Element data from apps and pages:
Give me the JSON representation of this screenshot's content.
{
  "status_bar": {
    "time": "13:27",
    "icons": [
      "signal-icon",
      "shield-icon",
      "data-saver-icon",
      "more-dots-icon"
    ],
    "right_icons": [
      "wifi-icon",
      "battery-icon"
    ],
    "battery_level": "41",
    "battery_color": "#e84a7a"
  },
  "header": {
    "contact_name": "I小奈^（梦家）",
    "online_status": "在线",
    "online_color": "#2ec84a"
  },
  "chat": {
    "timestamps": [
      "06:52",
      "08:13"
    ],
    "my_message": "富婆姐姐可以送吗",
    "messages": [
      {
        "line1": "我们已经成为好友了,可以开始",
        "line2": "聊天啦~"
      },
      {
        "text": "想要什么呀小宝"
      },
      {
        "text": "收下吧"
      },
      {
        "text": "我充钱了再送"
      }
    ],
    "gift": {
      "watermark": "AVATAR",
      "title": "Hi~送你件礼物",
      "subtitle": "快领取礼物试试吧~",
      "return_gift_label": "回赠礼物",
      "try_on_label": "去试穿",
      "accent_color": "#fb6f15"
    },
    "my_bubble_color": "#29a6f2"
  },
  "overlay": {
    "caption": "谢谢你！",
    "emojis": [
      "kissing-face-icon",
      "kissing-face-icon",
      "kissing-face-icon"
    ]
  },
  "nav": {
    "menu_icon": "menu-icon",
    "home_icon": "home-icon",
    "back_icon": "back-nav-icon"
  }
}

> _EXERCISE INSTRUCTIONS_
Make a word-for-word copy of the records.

> _ANSWER BOX_
Give me the JSON representation of this screenshot's content.
{
  "status_bar": {
    "time": "13:27",
    "icons": [
      "signal-icon",
      "shield-icon",
      "data-saver-icon",
      "more-dots-icon"
    ],
    "right_icons": [
      "wifi-icon",
      "battery-icon"
    ],
    "battery_level": "41",
    "battery_color": "#e84a7a"
  },
  "header": {
    "contact_name": "I小奈^（梦家）",
    "online_status": "在线",
    "online_color": "#2ec84a"
  },
  "chat": {
    "timestamps": [
      "06:52",
      "08:13"
    ],
    "my_message": "富婆姐姐可以送吗",
    "messages": [
      {
        "line1": "我们已经成为好友了,可以开始",
        "line2": "聊天啦~"
      },
      {
        "text": "想要什么呀小宝"
      },
      {
        "text": "收下吧"
      },
      {
        "text": "我充钱了再送"
      }
    ],
    "gift": {
      "watermark": "AVATAR",
      "title": "Hi~送你件礼物",
      "subtitle": "快领取礼物试试吧~",
      "return_gift_label": "回赠礼物",
      "try_on_label": "去试穿",
      "accent_color": "#fb6f15"
    },
    "my_bubble_color": "#29a6f2"
  },
  "overlay": {
    "caption": "谢谢你！",
    "emojis": [
      "kissing-face-icon",
      "kissing-face-icon",
      "kissing-face-icon"
    ]
  },
  "nav": {
    "menu_icon": "menu-icon",
    "home_icon": "home-icon",
    "back_icon": "back-nav-icon"
  }
}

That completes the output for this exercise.